Repeat every line of the data exactly; the pictures stay out.

» **Input data**
______
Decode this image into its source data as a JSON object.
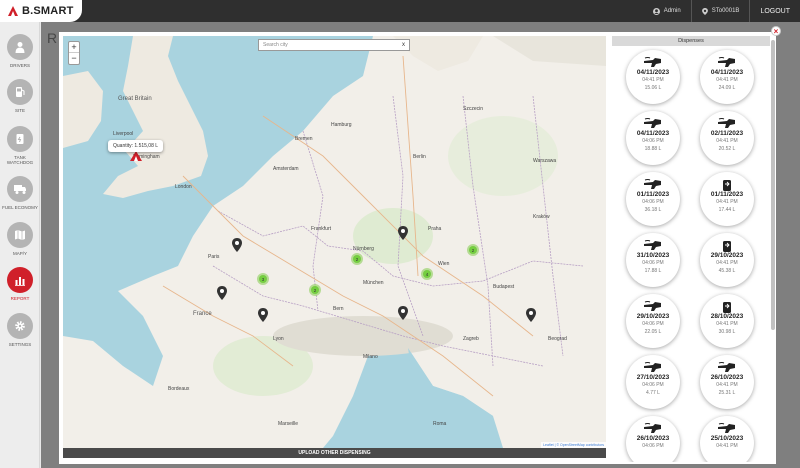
{
  "app": {
    "logo": "B.SMART",
    "brand_color": "#d0202a"
  },
  "topbar": {
    "user": "Admin",
    "site": "STo0001B",
    "logout": "LOGOUT"
  },
  "sidebar": {
    "items": [
      {
        "label": "DRIVERS",
        "icon": "person-icon",
        "active": false
      },
      {
        "label": "SITE",
        "icon": "fuel-station-icon",
        "active": false
      },
      {
        "label": "TANK WATCHDOG",
        "icon": "tank-icon",
        "active": false
      },
      {
        "label": "FUEL ECONOMY",
        "icon": "truck-icon",
        "active": false
      },
      {
        "label": "MAP/Y",
        "icon": "map-icon",
        "active": false
      },
      {
        "label": "REPORT",
        "icon": "chart-icon",
        "active": true
      },
      {
        "label": "SETTINGS",
        "icon": "gear-icon",
        "active": false
      }
    ]
  },
  "background": {
    "title": "R"
  },
  "map": {
    "search_placeholder": "Search city",
    "zoom_in": "+",
    "zoom_out": "−",
    "tooltip_text": "Quantity: 1.515,08 L",
    "tooltip_unit": "L",
    "attribution": "Leaflet | © OpenStreetMap contributors",
    "clusters": [
      "3",
      "2",
      "2",
      "2",
      "4"
    ],
    "labels": [
      "Great Britain",
      "Liverpool",
      "Birmingham",
      "London",
      "Amsterdam",
      "Hamburg",
      "Berlin",
      "Warszawa",
      "Praha",
      "Paris",
      "France",
      "Lyon",
      "Bern",
      "München",
      "Wien",
      "Budapest",
      "Milano",
      "Roma",
      "Beograd",
      "Kraków",
      "Frankfurt",
      "Nürnberg",
      "Szczecin",
      "Bremen",
      "Bordeaux",
      "Zagreb",
      "Marseille"
    ]
  },
  "actions": {
    "upload": "UPLOAD OTHER DISPENSING"
  },
  "dispenses": {
    "title": "Dispenses",
    "items": [
      {
        "date": "04/11/2023",
        "time": "04:41 PM",
        "qty": "15.06 L",
        "icon": "nozzle-icon"
      },
      {
        "date": "04/11/2023",
        "time": "04:41 PM",
        "qty": "24.09 L",
        "icon": "nozzle-icon"
      },
      {
        "date": "04/11/2023",
        "time": "04:06 PM",
        "qty": "18.88 L",
        "icon": "nozzle-icon"
      },
      {
        "date": "02/11/2023",
        "time": "04:41 PM",
        "qty": "20.52 L",
        "icon": "nozzle-icon"
      },
      {
        "date": "01/11/2023",
        "time": "04:06 PM",
        "qty": "36.18 L",
        "icon": "nozzle-icon"
      },
      {
        "date": "01/11/2023",
        "time": "04:41 PM",
        "qty": "17.44 L",
        "icon": "tank-refill-icon"
      },
      {
        "date": "31/10/2023",
        "time": "04:06 PM",
        "qty": "17.88 L",
        "icon": "nozzle-icon"
      },
      {
        "date": "29/10/2023",
        "time": "04:41 PM",
        "qty": "45.38 L",
        "icon": "tank-refill-icon"
      },
      {
        "date": "29/10/2023",
        "time": "04:06 PM",
        "qty": "22.05 L",
        "icon": "nozzle-icon"
      },
      {
        "date": "28/10/2023",
        "time": "04:41 PM",
        "qty": "30.98 L",
        "icon": "tank-refill-icon"
      },
      {
        "date": "27/10/2023",
        "time": "04:06 PM",
        "qty": "4.77 L",
        "icon": "nozzle-icon"
      },
      {
        "date": "26/10/2023",
        "time": "04:41 PM",
        "qty": "25.31 L",
        "icon": "nozzle-icon"
      },
      {
        "date": "26/10/2023",
        "time": "04:06 PM",
        "qty": "",
        "icon": "nozzle-icon"
      },
      {
        "date": "25/10/2023",
        "time": "04:41 PM",
        "qty": "",
        "icon": "nozzle-icon"
      }
    ]
  },
  "modal": {
    "close": "×"
  }
}
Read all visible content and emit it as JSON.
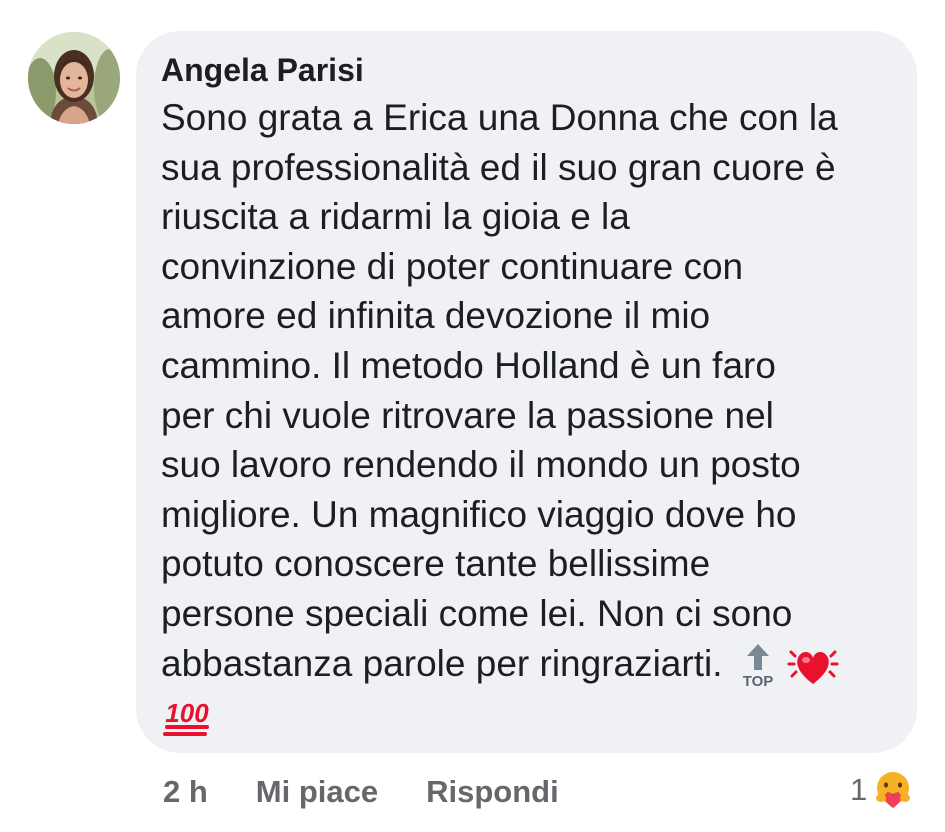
{
  "comment": {
    "author": "Angela Parisi",
    "text_lines": [
      "Sono grata a Erica una  Donna che con la",
      "sua professionalità ed il suo gran cuore è",
      "riuscita a ridarmi la gioia e la",
      "convinzione di poter continuare con",
      "amore ed infinita devozione il mio",
      "cammino. Il metodo Holland è un faro",
      "per chi vuole ritrovare la passione nel",
      "suo lavoro rendendo il mondo un posto",
      "migliore. Un magnifico viaggio dove ho",
      "potuto conoscere tante bellissime",
      "persone speciali come lei. Non ci sono",
      "abbastanza parole per ringraziarti."
    ],
    "emojis": [
      "top-arrow-emoji",
      "beating-heart-emoji",
      "hundred-points-emoji"
    ],
    "top_emoji_text": "TOP",
    "hundred_emoji_text": "100"
  },
  "actions": {
    "time": "2 h",
    "like_label": "Mi piace",
    "reply_label": "Rispondi"
  },
  "reactions": {
    "count": "1",
    "icon": "care-reaction-icon"
  },
  "colors": {
    "bubble": "#f0f1f5",
    "text": "#1c1e21",
    "meta": "#65676b",
    "heart": "#e8122e",
    "hundred": "#e8122e",
    "care": "#f7b125"
  }
}
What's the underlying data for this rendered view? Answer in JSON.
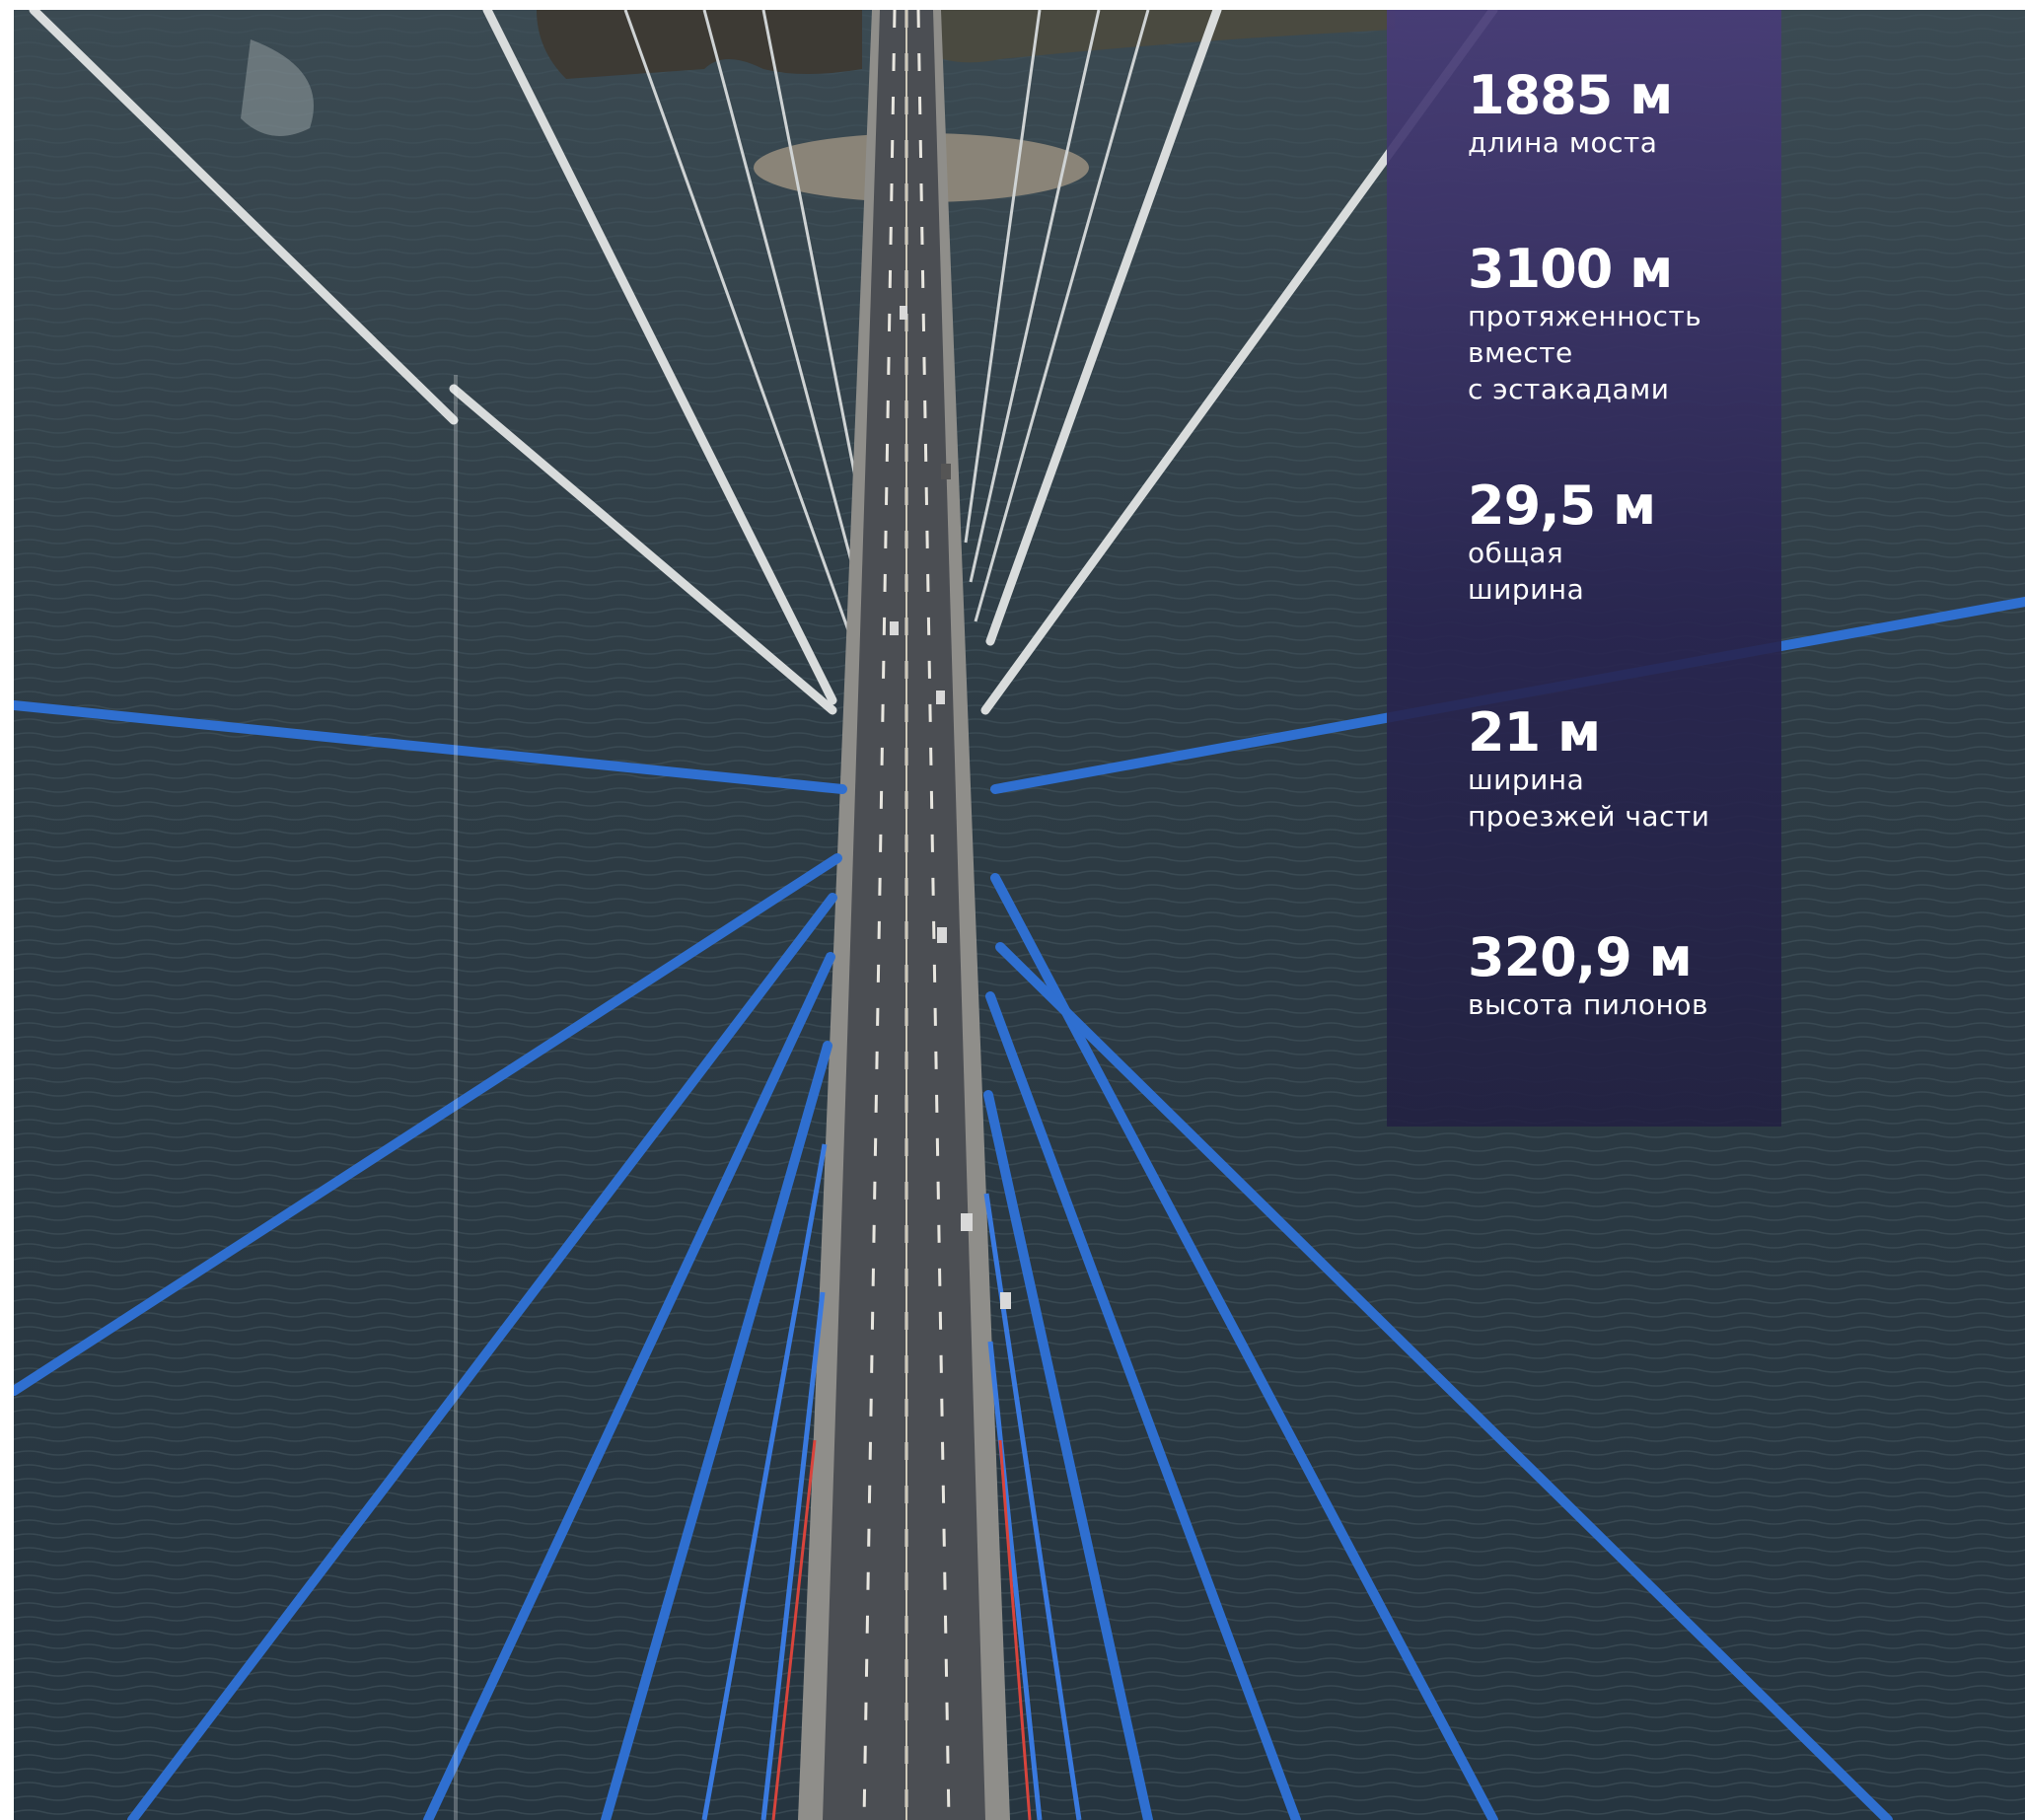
{
  "stats": [
    {
      "value": "1885 м",
      "label": "длина моста"
    },
    {
      "value": "3100 м",
      "label": "протяженность\nвместе\nс эстакадами"
    },
    {
      "value": "29,5 м",
      "label": "общая\nширина"
    },
    {
      "value": "21 м",
      "label": "ширина\nпроезжей части"
    },
    {
      "value": "320,9 м",
      "label": "высота пилонов"
    }
  ],
  "colors": {
    "water": "#2e3c45",
    "cable_blue": "#2f6fd0",
    "cable_white": "#d8dcdc",
    "deck": "#4a4d52",
    "panel": "#3a3270"
  }
}
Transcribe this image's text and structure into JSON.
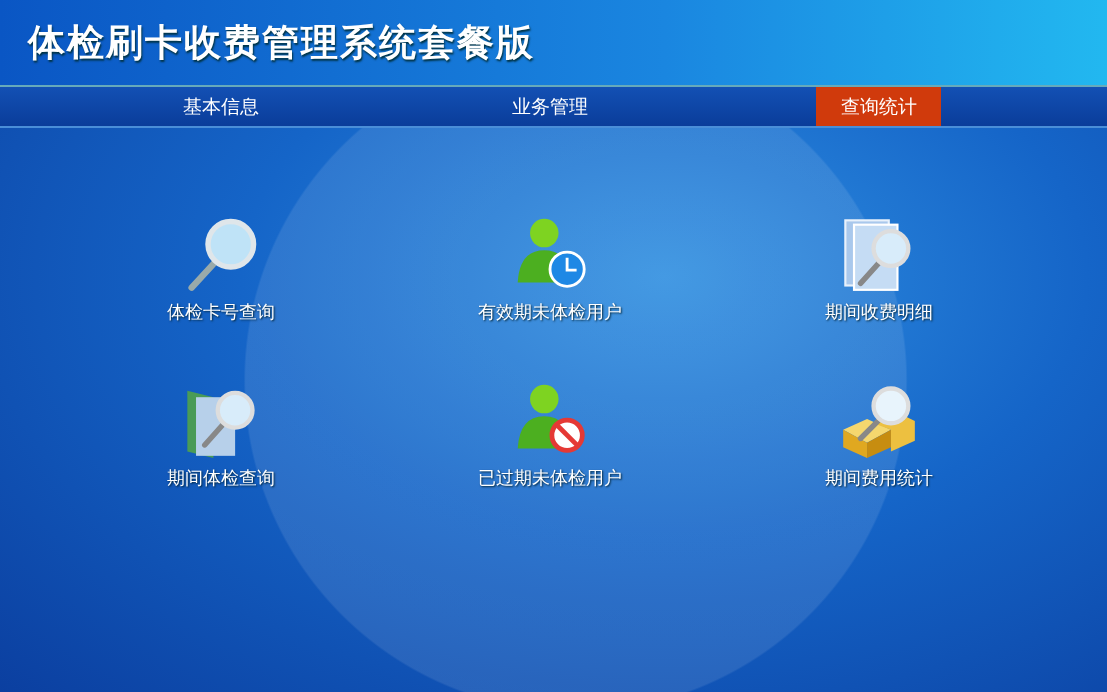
{
  "header": {
    "title": "体检刷卡收费管理系统套餐版"
  },
  "tabs": [
    {
      "label": "基本信息",
      "selected": false
    },
    {
      "label": "业务管理",
      "selected": false
    },
    {
      "label": "查询统计",
      "selected": true
    }
  ],
  "items": [
    {
      "label": "体检卡号查询",
      "kind": "magnifier"
    },
    {
      "label": "有效期未体检用户",
      "kind": "user-clock"
    },
    {
      "label": "期间收费明细",
      "kind": "documents"
    },
    {
      "label": "期间体检查询",
      "kind": "folder"
    },
    {
      "label": "已过期未体检用户",
      "kind": "user-forbidden"
    },
    {
      "label": "期间费用统计",
      "kind": "boxes"
    }
  ]
}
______
» **Expected output**
Decode this image into its source data as a JSON object.
{
  "app": {
    "logo": "B.SMART",
    "brand_color": "#d0202a"
  },
  "topbar": {
    "user": "Admin",
    "site": "STo0001B",
    "logout": "LOGOUT"
  },
  "sidebar": {
    "items": [
      {
        "label": "DRIVERS",
        "icon": "person-icon",
        "active": false
      },
      {
        "label": "SITE",
        "icon": "fuel-station-icon",
        "active": false
      },
      {
        "label": "TANK WATCHDOG",
        "icon": "tank-icon",
        "active": false
      },
      {
        "label": "FUEL ECONOMY",
        "icon": "truck-icon",
        "active": false
      },
      {
        "label": "MAP/Y",
        "icon": "map-icon",
        "active": false
      },
      {
        "label": "REPORT",
        "icon": "chart-icon",
        "active": true
      },
      {
        "label": "SETTINGS",
        "icon": "gear-icon",
        "active": false
      }
    ]
  },
  "background": {
    "title": "R"
  },
  "map": {
    "search_placeholder": "Search city",
    "zoom_in": "+",
    "zoom_out": "−",
    "tooltip_text": "Quantity: 1.515,08 L",
    "tooltip_unit": "L",
    "attribution": "Leaflet | © OpenStreetMap contributors",
    "clusters": [
      "3",
      "2",
      "2",
      "2",
      "4"
    ],
    "labels": [
      "Great Britain",
      "Liverpool",
      "Birmingham",
      "London",
      "Amsterdam",
      "Hamburg",
      "Berlin",
      "Warszawa",
      "Praha",
      "Paris",
      "France",
      "Lyon",
      "Bern",
      "München",
      "Wien",
      "Budapest",
      "Milano",
      "Roma",
      "Beograd",
      "Kraków",
      "Frankfurt",
      "Nürnberg",
      "Szczecin",
      "Bremen",
      "Bordeaux",
      "Zagreb",
      "Marseille"
    ]
  },
  "actions": {
    "upload": "UPLOAD OTHER DISPENSING"
  },
  "dispenses": {
    "title": "Dispenses",
    "items": [
      {
        "date": "04/11/2023",
        "time": "04:41 PM",
        "qty": "15.06 L",
        "icon": "nozzle-icon"
      },
      {
        "date": "04/11/2023",
        "time": "04:41 PM",
        "qty": "24.09 L",
        "icon": "nozzle-icon"
      },
      {
        "date": "04/11/2023",
        "time": "04:06 PM",
        "qty": "18.88 L",
        "icon": "nozzle-icon"
      },
      {
        "date": "02/11/2023",
        "time": "04:41 PM",
        "qty": "20.52 L",
        "icon": "nozzle-icon"
      },
      {
        "date": "01/11/2023",
        "time": "04:06 PM",
        "qty": "36.18 L",
        "icon": "nozzle-icon"
      },
      {
        "date": "01/11/2023",
        "time": "04:41 PM",
        "qty": "17.44 L",
        "icon": "tank-refill-icon"
      },
      {
        "date": "31/10/2023",
        "time": "04:06 PM",
        "qty": "17.88 L",
        "icon": "nozzle-icon"
      },
      {
        "date": "29/10/2023",
        "time": "04:41 PM",
        "qty": "45.38 L",
        "icon": "tank-refill-icon"
      },
      {
        "date": "29/10/2023",
        "time": "04:06 PM",
        "qty": "22.05 L",
        "icon": "nozzle-icon"
      },
      {
        "date": "28/10/2023",
        "time": "04:41 PM",
        "qty": "30.98 L",
        "icon": "tank-refill-icon"
      },
      {
        "date": "27/10/2023",
        "time": "04:06 PM",
        "qty": "4.77 L",
        "icon": "nozzle-icon"
      },
      {
        "date": "26/10/2023",
        "time": "04:41 PM",
        "qty": "25.31 L",
        "icon": "nozzle-icon"
      },
      {
        "date": "26/10/2023",
        "time": "04:06 PM",
        "qty": "",
        "icon": "nozzle-icon"
      },
      {
        "date": "25/10/2023",
        "time": "04:41 PM",
        "qty": "",
        "icon": "nozzle-icon"
      }
    ]
  },
  "modal": {
    "close": "×"
  }
}
Read all visible content and emit it as JSON.
{
  "comment": {
    "author": "Angela Parisi",
    "text_lines": [
      "Sono grata a Erica una  Donna che con la",
      "sua professionalità ed il suo gran cuore è",
      "riuscita a ridarmi la gioia e la",
      "convinzione di poter continuare con",
      "amore ed infinita devozione il mio",
      "cammino. Il metodo Holland è un faro",
      "per chi vuole ritrovare la passione nel",
      "suo lavoro rendendo il mondo un posto",
      "migliore. Un magnifico viaggio dove ho",
      "potuto conoscere tante bellissime",
      "persone speciali come lei. Non ci sono",
      "abbastanza parole per ringraziarti."
    ],
    "emojis": [
      "top-arrow-emoji",
      "beating-heart-emoji",
      "hundred-points-emoji"
    ],
    "top_emoji_text": "TOP",
    "hundred_emoji_text": "100"
  },
  "actions": {
    "time": "2 h",
    "like_label": "Mi piace",
    "reply_label": "Rispondi"
  },
  "reactions": {
    "count": "1",
    "icon": "care-reaction-icon"
  },
  "colors": {
    "bubble": "#f0f1f5",
    "text": "#1c1e21",
    "meta": "#65676b",
    "heart": "#e8122e",
    "hundred": "#e8122e",
    "care": "#f7b125"
  }
}
What's the underlying data for this rendered view? Answer in JSON.
{
  "stats": [
    {
      "value": "1885 м",
      "label": "длина моста"
    },
    {
      "value": "3100 м",
      "label": "протяженность\nвместе\nс эстакадами"
    },
    {
      "value": "29,5 м",
      "label": "общая\nширина"
    },
    {
      "value": "21 м",
      "label": "ширина\nпроезжей части"
    },
    {
      "value": "320,9 м",
      "label": "высота пилонов"
    }
  ],
  "colors": {
    "water": "#2e3c45",
    "cable_blue": "#2f6fd0",
    "cable_white": "#d8dcdc",
    "deck": "#4a4d52",
    "panel": "#3a3270"
  }
}
Transcribe this image's text and structure into JSON.
{
  "header": {
    "title": "体检刷卡收费管理系统套餐版"
  },
  "tabs": [
    {
      "label": "基本信息",
      "selected": false
    },
    {
      "label": "业务管理",
      "selected": false
    },
    {
      "label": "查询统计",
      "selected": true
    }
  ],
  "items": [
    {
      "label": "体检卡号查询",
      "kind": "magnifier"
    },
    {
      "label": "有效期未体检用户",
      "kind": "user-clock"
    },
    {
      "label": "期间收费明细",
      "kind": "documents"
    },
    {
      "label": "期间体检查询",
      "kind": "folder"
    },
    {
      "label": "已过期未体检用户",
      "kind": "user-forbidden"
    },
    {
      "label": "期间费用统计",
      "kind": "boxes"
    }
  ]
}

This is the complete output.